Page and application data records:
--- START ---

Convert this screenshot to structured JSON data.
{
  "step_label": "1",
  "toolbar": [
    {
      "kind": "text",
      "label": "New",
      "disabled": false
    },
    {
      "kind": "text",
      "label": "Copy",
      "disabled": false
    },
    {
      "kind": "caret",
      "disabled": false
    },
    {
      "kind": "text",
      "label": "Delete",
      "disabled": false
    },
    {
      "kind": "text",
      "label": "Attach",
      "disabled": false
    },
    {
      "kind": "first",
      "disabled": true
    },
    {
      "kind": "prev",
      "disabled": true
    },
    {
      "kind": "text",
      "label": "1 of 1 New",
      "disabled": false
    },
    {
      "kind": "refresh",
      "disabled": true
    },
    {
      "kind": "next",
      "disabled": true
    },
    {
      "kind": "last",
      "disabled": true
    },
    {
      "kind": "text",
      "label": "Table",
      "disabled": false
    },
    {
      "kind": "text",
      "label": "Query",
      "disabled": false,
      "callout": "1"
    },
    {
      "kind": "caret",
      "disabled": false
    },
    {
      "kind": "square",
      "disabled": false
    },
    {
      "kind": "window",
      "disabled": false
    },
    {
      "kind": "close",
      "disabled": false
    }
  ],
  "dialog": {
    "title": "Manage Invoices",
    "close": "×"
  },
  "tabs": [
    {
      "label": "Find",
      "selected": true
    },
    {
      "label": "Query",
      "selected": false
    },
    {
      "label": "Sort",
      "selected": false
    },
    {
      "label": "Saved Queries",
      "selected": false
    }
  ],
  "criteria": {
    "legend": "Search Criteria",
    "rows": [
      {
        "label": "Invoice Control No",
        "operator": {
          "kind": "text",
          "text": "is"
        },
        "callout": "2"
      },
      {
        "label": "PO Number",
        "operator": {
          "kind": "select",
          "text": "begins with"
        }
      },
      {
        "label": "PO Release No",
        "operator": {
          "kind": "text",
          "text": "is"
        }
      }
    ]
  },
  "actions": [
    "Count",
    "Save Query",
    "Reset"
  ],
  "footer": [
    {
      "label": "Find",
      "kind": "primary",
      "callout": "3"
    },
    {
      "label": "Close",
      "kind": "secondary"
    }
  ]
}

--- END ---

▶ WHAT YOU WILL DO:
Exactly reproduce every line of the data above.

▶ WRITTEN ANSWER:
Convert this screenshot to structured JSON data.
{
  "step_label": "1",
  "toolbar": [
    {
      "kind": "text",
      "label": "New",
      "disabled": false
    },
    {
      "kind": "text",
      "label": "Copy",
      "disabled": false
    },
    {
      "kind": "caret",
      "disabled": false
    },
    {
      "kind": "text",
      "label": "Delete",
      "disabled": false
    },
    {
      "kind": "text",
      "label": "Attach",
      "disabled": false
    },
    {
      "kind": "first",
      "disabled": true
    },
    {
      "kind": "prev",
      "disabled": true
    },
    {
      "kind": "text",
      "label": "1 of 1 New",
      "disabled": false
    },
    {
      "kind": "refresh",
      "disabled": true
    },
    {
      "kind": "next",
      "disabled": true
    },
    {
      "kind": "last",
      "disabled": true
    },
    {
      "kind": "text",
      "label": "Table",
      "disabled": false
    },
    {
      "kind": "text",
      "label": "Query",
      "disabled": false,
      "callout": "1"
    },
    {
      "kind": "caret",
      "disabled": false
    },
    {
      "kind": "square",
      "disabled": false
    },
    {
      "kind": "window",
      "disabled": false
    },
    {
      "kind": "close",
      "disabled": false
    }
  ],
  "dialog": {
    "title": "Manage Invoices",
    "close": "×"
  },
  "tabs": [
    {
      "label": "Find",
      "selected": true
    },
    {
      "label": "Query",
      "selected": false
    },
    {
      "label": "Sort",
      "selected": false
    },
    {
      "label": "Saved Queries",
      "selected": false
    }
  ],
  "criteria": {
    "legend": "Search Criteria",
    "rows": [
      {
        "label": "Invoice Control No",
        "operator": {
          "kind": "text",
          "text": "is"
        },
        "callout": "2"
      },
      {
        "label": "PO Number",
        "operator": {
          "kind": "select",
          "text": "begins with"
        }
      },
      {
        "label": "PO Release No",
        "operator": {
          "kind": "text",
          "text": "is"
        }
      }
    ]
  },
  "actions": [
    "Count",
    "Save Query",
    "Reset"
  ],
  "footer": [
    {
      "label": "Find",
      "kind": "primary",
      "callout": "3"
    },
    {
      "label": "Close",
      "kind": "secondary"
    }
  ]
}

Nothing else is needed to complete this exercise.